▶ **PROBLEM STATEMENT**: Lines from the one containing "Extract the structured" through the last line of the data are to be repeated word for word, both ends included.

▶ **Dataset rows describing interfaces**:
%%

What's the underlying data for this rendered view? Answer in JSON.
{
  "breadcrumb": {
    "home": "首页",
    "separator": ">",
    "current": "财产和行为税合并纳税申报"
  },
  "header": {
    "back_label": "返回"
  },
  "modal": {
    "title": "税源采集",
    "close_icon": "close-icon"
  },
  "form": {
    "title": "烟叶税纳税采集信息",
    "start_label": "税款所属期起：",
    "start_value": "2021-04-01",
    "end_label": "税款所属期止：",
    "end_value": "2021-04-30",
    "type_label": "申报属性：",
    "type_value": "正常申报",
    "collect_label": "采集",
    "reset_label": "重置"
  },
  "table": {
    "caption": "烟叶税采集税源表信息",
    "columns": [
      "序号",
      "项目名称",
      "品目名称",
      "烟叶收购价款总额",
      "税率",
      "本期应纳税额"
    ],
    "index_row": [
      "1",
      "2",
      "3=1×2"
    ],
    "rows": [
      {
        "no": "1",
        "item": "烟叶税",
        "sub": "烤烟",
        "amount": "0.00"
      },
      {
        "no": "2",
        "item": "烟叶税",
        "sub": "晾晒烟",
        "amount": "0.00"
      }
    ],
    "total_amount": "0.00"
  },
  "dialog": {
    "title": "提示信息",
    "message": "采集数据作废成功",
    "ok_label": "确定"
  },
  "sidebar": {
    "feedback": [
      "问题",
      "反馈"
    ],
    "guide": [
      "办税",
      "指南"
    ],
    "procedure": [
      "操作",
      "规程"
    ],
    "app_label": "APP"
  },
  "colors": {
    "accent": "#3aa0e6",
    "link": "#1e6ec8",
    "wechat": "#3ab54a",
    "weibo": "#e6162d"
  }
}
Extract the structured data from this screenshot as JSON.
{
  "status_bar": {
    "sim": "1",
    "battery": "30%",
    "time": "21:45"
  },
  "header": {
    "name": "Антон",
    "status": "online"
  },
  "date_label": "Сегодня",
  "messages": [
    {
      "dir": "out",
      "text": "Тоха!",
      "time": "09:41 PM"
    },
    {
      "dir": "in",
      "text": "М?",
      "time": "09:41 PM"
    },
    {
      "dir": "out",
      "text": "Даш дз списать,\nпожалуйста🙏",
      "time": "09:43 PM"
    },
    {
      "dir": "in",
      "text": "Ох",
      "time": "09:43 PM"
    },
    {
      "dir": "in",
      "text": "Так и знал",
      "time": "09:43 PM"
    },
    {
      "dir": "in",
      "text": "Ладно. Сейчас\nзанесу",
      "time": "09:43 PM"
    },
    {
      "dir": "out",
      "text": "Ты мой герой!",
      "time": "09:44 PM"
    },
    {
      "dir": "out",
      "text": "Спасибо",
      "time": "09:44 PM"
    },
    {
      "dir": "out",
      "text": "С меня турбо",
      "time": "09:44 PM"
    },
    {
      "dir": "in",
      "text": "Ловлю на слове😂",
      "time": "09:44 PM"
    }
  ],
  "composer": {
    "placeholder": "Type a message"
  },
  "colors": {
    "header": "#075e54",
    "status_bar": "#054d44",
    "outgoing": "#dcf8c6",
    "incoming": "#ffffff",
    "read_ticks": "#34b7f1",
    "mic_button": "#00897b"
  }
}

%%

▶ **TASK RESPONSE**:
Extract the structured data from this screenshot as JSON.
{
  "status_bar": {
    "sim": "1",
    "battery": "30%",
    "time": "21:45"
  },
  "header": {
    "name": "Антон",
    "status": "online"
  },
  "date_label": "Сегодня",
  "messages": [
    {
      "dir": "out",
      "text": "Тоха!",
      "time": "09:41 PM"
    },
    {
      "dir": "in",
      "text": "М?",
      "time": "09:41 PM"
    },
    {
      "dir": "out",
      "text": "Даш дз списать,\nпожалуйста🙏",
      "time": "09:43 PM"
    },
    {
      "dir": "in",
      "text": "Ох",
      "time": "09:43 PM"
    },
    {
      "dir": "in",
      "text": "Так и знал",
      "time": "09:43 PM"
    },
    {
      "dir": "in",
      "text": "Ладно. Сейчас\nзанесу",
      "time": "09:43 PM"
    },
    {
      "dir": "out",
      "text": "Ты мой герой!",
      "time": "09:44 PM"
    },
    {
      "dir": "out",
      "text": "Спасибо",
      "time": "09:44 PM"
    },
    {
      "dir": "out",
      "text": "С меня турбо",
      "time": "09:44 PM"
    },
    {
      "dir": "in",
      "text": "Ловлю на слове😂",
      "time": "09:44 PM"
    }
  ],
  "composer": {
    "placeholder": "Type a message"
  },
  "colors": {
    "header": "#075e54",
    "status_bar": "#054d44",
    "outgoing": "#dcf8c6",
    "incoming": "#ffffff",
    "read_ticks": "#34b7f1",
    "mic_button": "#00897b"
  }
}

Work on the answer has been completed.